(Dataset records)

⟨

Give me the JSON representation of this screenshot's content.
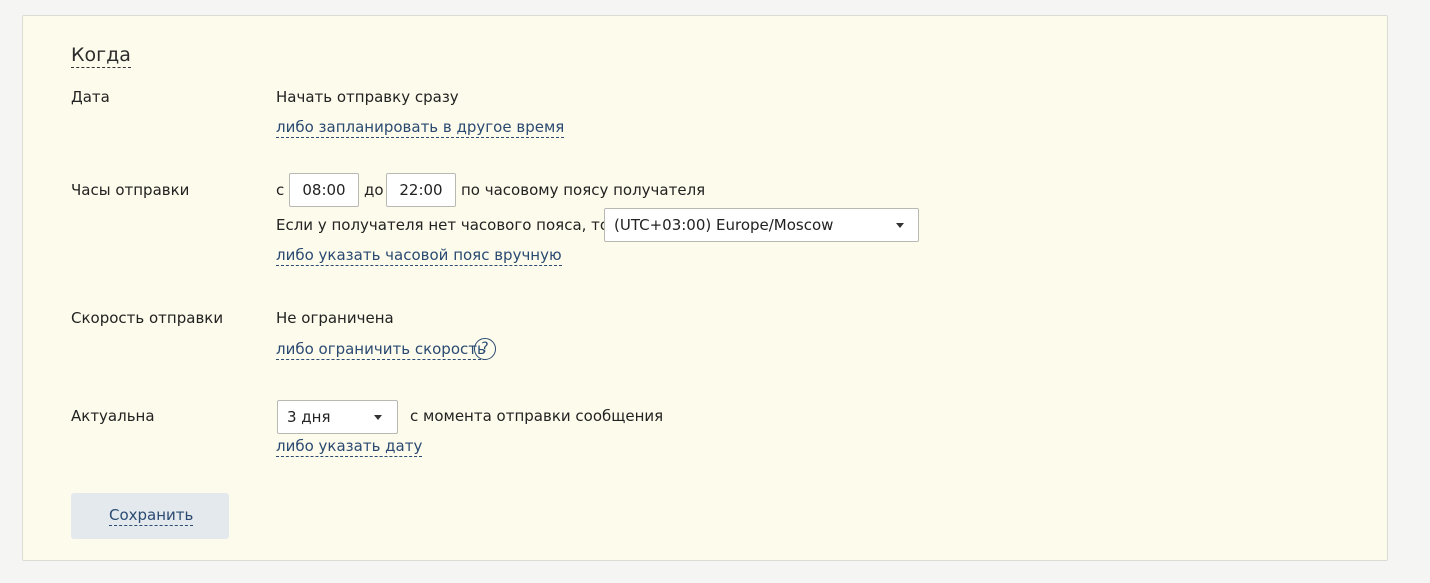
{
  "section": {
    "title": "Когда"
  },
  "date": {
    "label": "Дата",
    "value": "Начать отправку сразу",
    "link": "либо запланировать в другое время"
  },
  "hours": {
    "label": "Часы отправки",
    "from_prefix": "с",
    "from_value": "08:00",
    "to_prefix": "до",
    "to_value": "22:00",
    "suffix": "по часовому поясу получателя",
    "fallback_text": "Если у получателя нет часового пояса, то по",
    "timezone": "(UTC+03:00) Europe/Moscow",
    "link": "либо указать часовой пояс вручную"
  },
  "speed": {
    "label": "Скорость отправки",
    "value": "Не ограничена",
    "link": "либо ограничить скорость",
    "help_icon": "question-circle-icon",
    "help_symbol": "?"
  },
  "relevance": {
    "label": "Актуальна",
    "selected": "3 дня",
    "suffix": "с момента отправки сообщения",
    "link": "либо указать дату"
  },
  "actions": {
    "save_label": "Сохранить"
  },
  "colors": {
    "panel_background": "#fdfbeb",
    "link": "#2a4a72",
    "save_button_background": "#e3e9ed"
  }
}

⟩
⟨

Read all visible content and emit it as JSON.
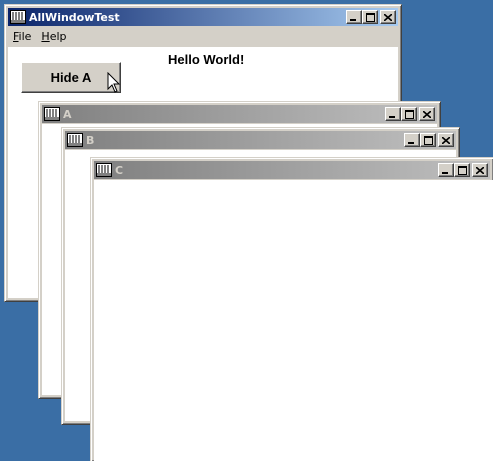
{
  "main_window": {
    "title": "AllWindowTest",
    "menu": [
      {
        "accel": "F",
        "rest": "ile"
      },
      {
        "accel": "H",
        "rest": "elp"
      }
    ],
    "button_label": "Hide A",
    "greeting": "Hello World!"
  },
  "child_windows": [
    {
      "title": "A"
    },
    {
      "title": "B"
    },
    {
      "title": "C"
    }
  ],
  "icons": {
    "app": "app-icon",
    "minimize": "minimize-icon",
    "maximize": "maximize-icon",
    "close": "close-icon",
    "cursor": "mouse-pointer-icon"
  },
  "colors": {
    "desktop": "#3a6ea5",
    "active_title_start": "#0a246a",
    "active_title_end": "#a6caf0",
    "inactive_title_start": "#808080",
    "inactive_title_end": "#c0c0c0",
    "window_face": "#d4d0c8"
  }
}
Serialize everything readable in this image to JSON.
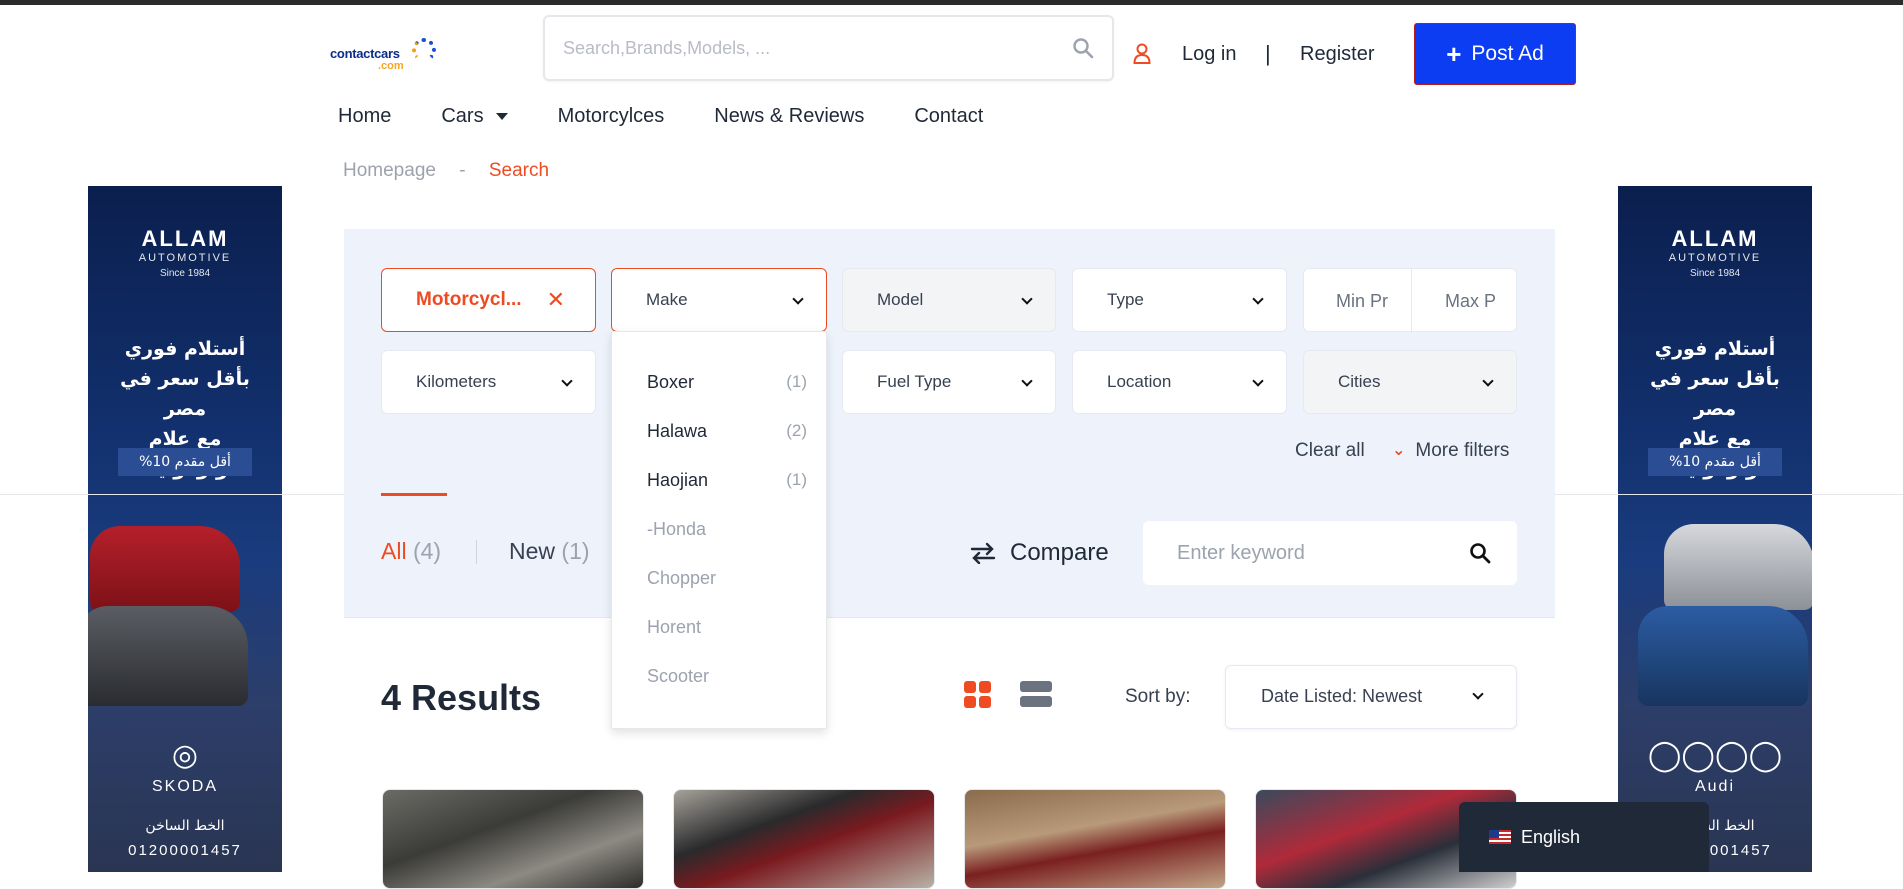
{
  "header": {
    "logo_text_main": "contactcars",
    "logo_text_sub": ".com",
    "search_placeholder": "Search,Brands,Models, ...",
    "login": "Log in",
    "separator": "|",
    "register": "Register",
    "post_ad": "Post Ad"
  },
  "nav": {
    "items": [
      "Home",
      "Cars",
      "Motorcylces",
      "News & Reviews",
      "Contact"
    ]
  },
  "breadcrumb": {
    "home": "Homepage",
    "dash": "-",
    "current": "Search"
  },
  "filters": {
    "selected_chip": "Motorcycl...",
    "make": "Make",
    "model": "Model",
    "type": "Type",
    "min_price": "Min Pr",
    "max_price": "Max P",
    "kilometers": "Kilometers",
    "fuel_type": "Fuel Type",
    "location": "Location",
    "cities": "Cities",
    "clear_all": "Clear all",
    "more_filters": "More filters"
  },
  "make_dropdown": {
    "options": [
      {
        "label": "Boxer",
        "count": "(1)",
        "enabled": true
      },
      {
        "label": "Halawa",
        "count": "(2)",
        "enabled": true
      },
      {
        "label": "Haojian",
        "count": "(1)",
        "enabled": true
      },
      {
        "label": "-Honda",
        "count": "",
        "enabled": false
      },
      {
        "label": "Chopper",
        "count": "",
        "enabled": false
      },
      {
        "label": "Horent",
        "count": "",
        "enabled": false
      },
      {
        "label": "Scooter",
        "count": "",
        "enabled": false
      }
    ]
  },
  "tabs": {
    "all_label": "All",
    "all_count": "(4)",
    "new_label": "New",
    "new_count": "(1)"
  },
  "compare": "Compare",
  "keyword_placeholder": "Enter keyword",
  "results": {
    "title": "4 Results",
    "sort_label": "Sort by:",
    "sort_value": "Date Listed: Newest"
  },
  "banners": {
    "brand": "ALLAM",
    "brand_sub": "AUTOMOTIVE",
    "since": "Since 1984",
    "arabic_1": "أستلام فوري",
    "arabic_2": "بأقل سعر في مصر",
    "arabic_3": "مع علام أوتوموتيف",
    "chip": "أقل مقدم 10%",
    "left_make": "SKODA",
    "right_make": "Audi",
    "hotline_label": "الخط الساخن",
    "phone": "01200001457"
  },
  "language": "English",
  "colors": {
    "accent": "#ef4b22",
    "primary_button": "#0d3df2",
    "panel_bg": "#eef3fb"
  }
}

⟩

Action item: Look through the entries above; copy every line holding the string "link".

Result:
    "link": "либо запланировать в другое время"
    "link": "либо указать часовой пояс вручную"
    "link": "либо ограничить скорость",
    "link": "либо указать дату"
    "link": "#2a4a72",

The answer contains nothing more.